RAW DATA:
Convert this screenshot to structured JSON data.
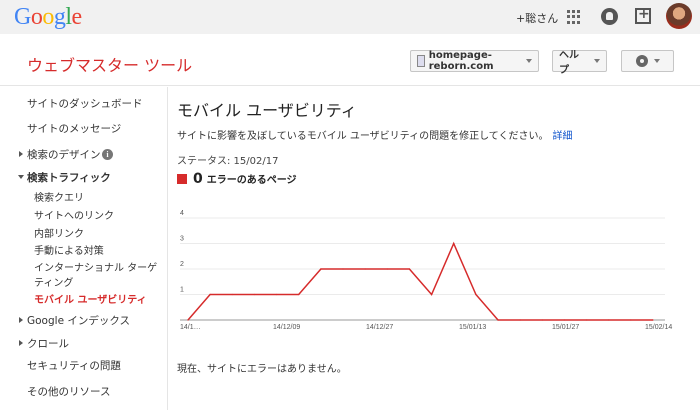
{
  "gbar": {
    "logo_letters": [
      {
        "ch": "G",
        "color": "#4285f4"
      },
      {
        "ch": "o",
        "color": "#ea4335"
      },
      {
        "ch": "o",
        "color": "#fbbc05"
      },
      {
        "ch": "g",
        "color": "#4285f4"
      },
      {
        "ch": "l",
        "color": "#34a853"
      },
      {
        "ch": "e",
        "color": "#ea4335"
      }
    ],
    "user": "+聡さん",
    "icons": [
      "apps-grid-icon",
      "notifications-bell-icon",
      "share-plus-icon",
      "avatar"
    ]
  },
  "header": {
    "title": "ウェブマスター ツール",
    "site_select": "homepage-reborn.com",
    "help_label": "ヘルプ",
    "accent": "#d62b2b"
  },
  "sidebar": {
    "dashboard": "サイトのダッシュボード",
    "messages": "サイトのメッセージ",
    "search_appearance": "検索のデザイン",
    "search_traffic": "検索トラフィック",
    "traffic_items": [
      "検索クエリ",
      "サイトへのリンク",
      "内部リンク",
      "手動による対策",
      "インターナショナル ターゲ",
      "ティング",
      "モバイル ユーザビリティ"
    ],
    "google_index": "Google インデックス",
    "crawl": "クロール",
    "security": "セキュリティの問題",
    "other": "その他のリソース"
  },
  "main": {
    "title": "モバイル ユーザビリティ",
    "description": "サイトに影響を及ぼしているモバイル ユーザビリティの問題を修正してください。",
    "details_link": "詳細",
    "status": "ステータス: 15/02/17",
    "error_count": "0",
    "legend_label": "エラーのあるページ",
    "footer": "現在、サイトにエラーはありません。"
  },
  "chart_data": {
    "type": "line",
    "x_ticks": [
      "14/1…",
      "14/12/09",
      "14/12/27",
      "15/01/13",
      "15/01/27",
      "15/02/14"
    ],
    "y_ticks": [
      "1",
      "2",
      "3",
      "4"
    ],
    "ylim": [
      0,
      4
    ],
    "series": [
      {
        "color": "#d62b2b",
        "values": [
          0,
          1,
          1,
          1,
          1,
          1,
          2,
          2,
          2,
          2,
          2,
          1,
          3,
          1,
          0,
          0,
          0,
          0,
          0,
          0,
          0,
          0
        ]
      }
    ]
  }
}
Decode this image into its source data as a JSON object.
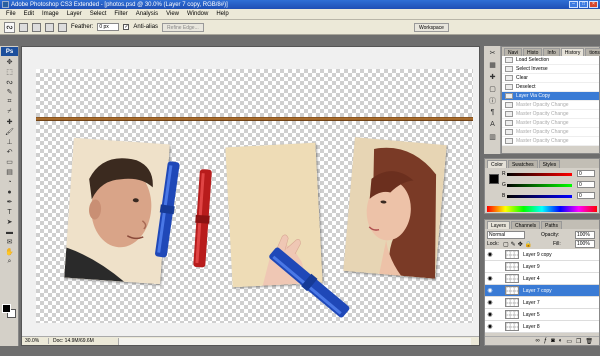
{
  "window": {
    "title": "Adobe Photoshop CS3 Extended - [photos.psd @ 30.0% (Layer 7 copy, RGB/8#)]"
  },
  "menu": [
    "File",
    "Edit",
    "Image",
    "Layer",
    "Select",
    "Filter",
    "Analysis",
    "View",
    "Window",
    "Help"
  ],
  "options": {
    "feather_label": "Feather:",
    "feather_value": "0 px",
    "antialias_label": "Anti-alias",
    "refine_label": "Refine Edge...",
    "workspace_label": "Workspace"
  },
  "toolbox": {
    "badge": "Ps"
  },
  "document": {
    "zoom": "30.0%",
    "doc_info": "Doc: 14.9M/69.6M"
  },
  "history": {
    "tabs": [
      "Navi",
      "Histo",
      "Info",
      "History",
      "tions"
    ],
    "rows": [
      {
        "label": "Load Selection",
        "state": "normal"
      },
      {
        "label": "Select Inverse",
        "state": "normal"
      },
      {
        "label": "Clear",
        "state": "normal"
      },
      {
        "label": "Deselect",
        "state": "normal"
      },
      {
        "label": "Layer Via Copy",
        "state": "selected"
      },
      {
        "label": "Master Opacity Change",
        "state": "dim"
      },
      {
        "label": "Master Opacity Change",
        "state": "dim"
      },
      {
        "label": "Master Opacity Change",
        "state": "dim"
      },
      {
        "label": "Master Opacity Change",
        "state": "dim"
      },
      {
        "label": "Master Opacity Change",
        "state": "dim"
      }
    ]
  },
  "color": {
    "tabs": [
      "Color",
      "Swatches",
      "Styles"
    ],
    "channels": [
      {
        "label": "R",
        "value": "0",
        "color": "#d02020"
      },
      {
        "label": "G",
        "value": "0",
        "color": "#20a020"
      },
      {
        "label": "B",
        "value": "0",
        "color": "#2040d0"
      }
    ]
  },
  "layers": {
    "tabs": [
      "Layers",
      "Channels",
      "Paths"
    ],
    "blend_mode": "Normal",
    "opacity_label": "Opacity:",
    "opacity_value": "100%",
    "lock_label": "Lock:",
    "fill_label": "Fill:",
    "fill_value": "100%",
    "rows": [
      {
        "name": "Layer 9 copy",
        "visible": true,
        "selected": false
      },
      {
        "name": "Layer 9",
        "visible": false,
        "selected": false
      },
      {
        "name": "Layer 4",
        "visible": true,
        "selected": false
      },
      {
        "name": "Layer 7 copy",
        "visible": true,
        "selected": true
      },
      {
        "name": "Layer 7",
        "visible": true,
        "selected": false
      },
      {
        "name": "Layer 5",
        "visible": true,
        "selected": false
      },
      {
        "name": "Layer 8",
        "visible": true,
        "selected": false
      }
    ]
  }
}
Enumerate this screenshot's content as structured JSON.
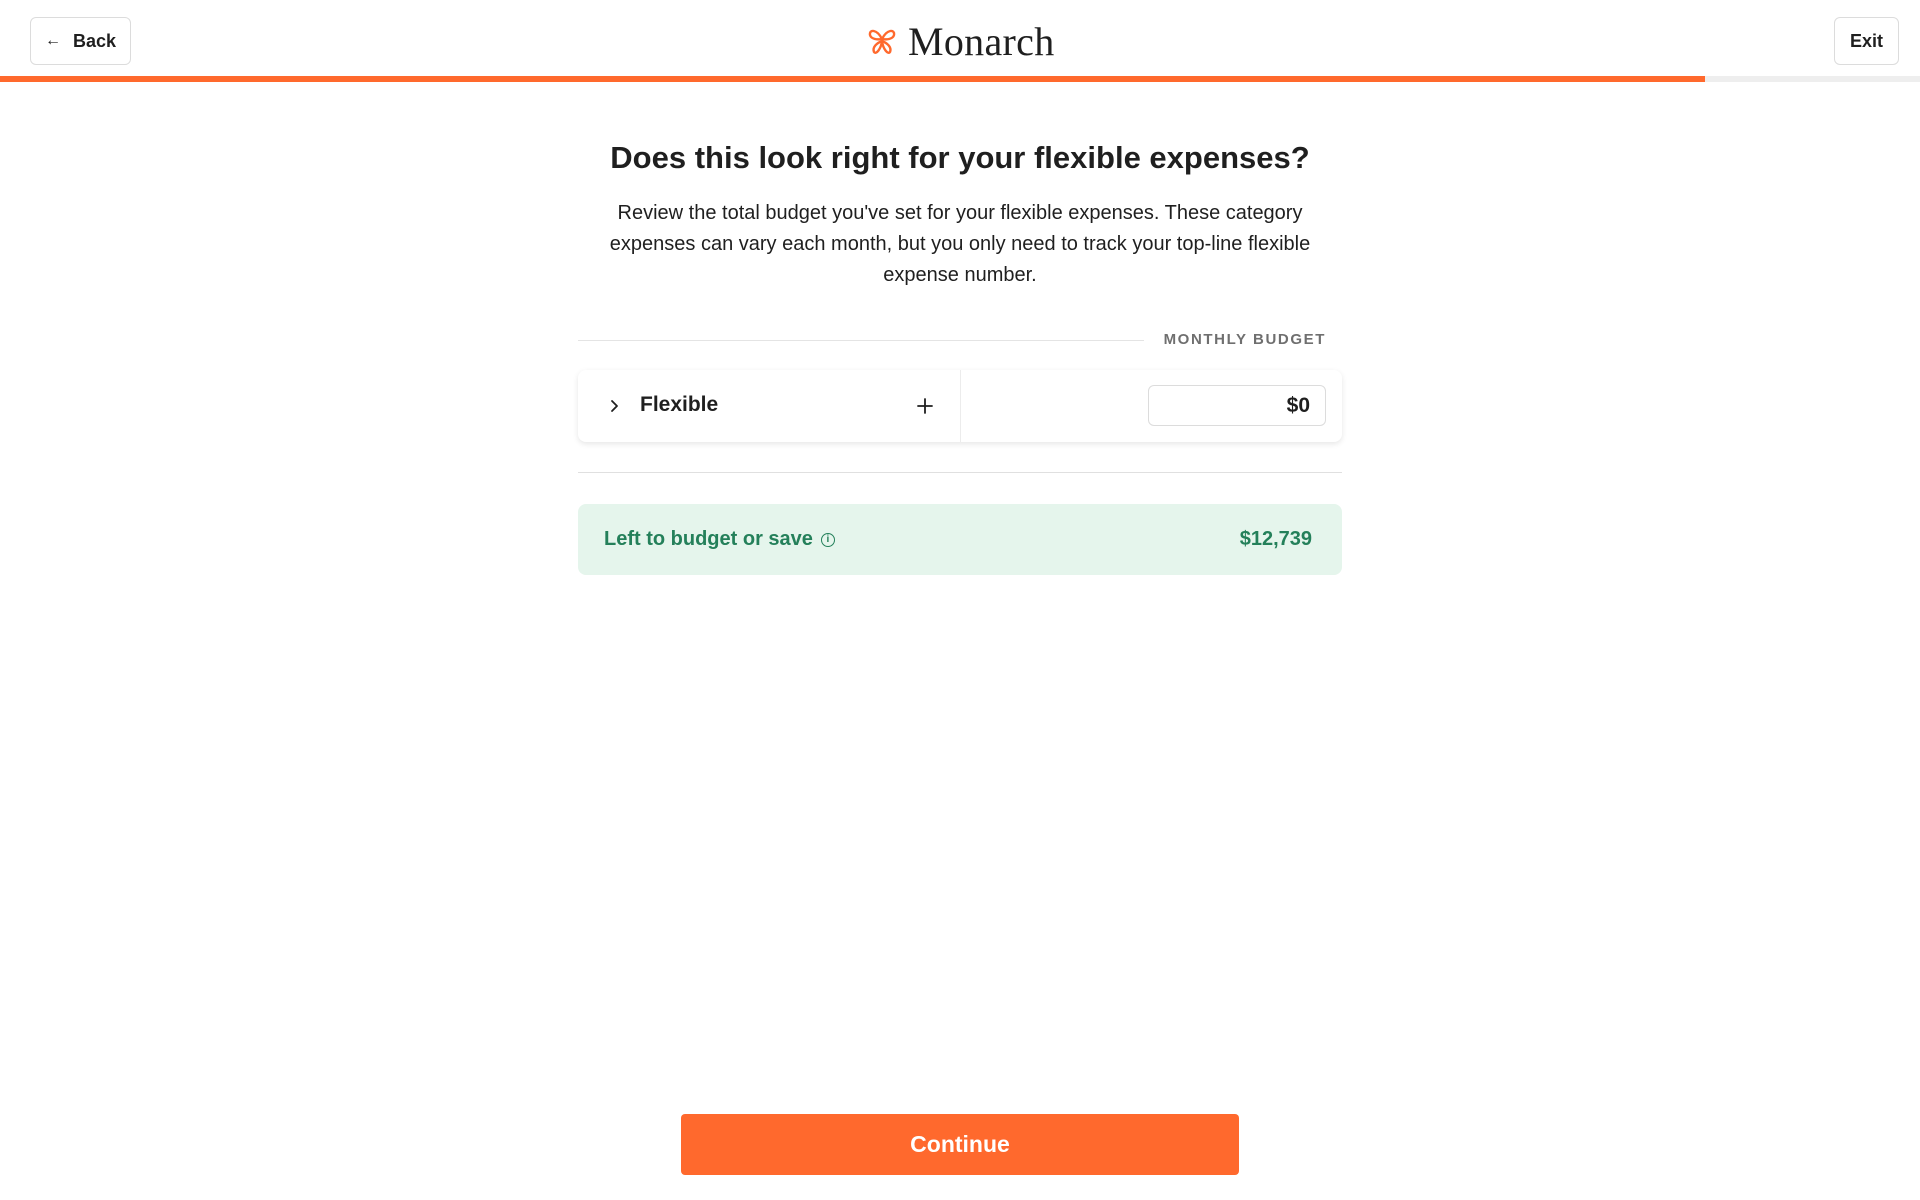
{
  "header": {
    "back_label": "Back",
    "back_icon": "arrow-left-icon",
    "exit_label": "Exit",
    "logo_text": "Monarch",
    "logo_icon": "butterfly-icon",
    "progress_fraction": 0.888
  },
  "main": {
    "title": "Does this look right for your flexible expenses?",
    "subtitle": "Review the total budget you've set for your flexible expenses. These category expenses can vary each month, but you only need to track your top-line flexible expense number.",
    "column_header": "MONTHLY BUDGET",
    "group": {
      "label": "Flexible",
      "amount": "$0",
      "expand_icon": "chevron-right-icon",
      "add_icon": "plus-icon"
    },
    "left_to_budget": {
      "label": "Left to budget or save",
      "value": "$12,739",
      "info_icon": "info-icon"
    }
  },
  "footer": {
    "continue_label": "Continue"
  },
  "colors": {
    "accent": "#ff692d",
    "success_text": "#24805a",
    "success_bg": "#e5f5ec"
  }
}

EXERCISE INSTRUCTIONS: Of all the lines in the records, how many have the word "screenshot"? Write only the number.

RESPONSE BOX: 2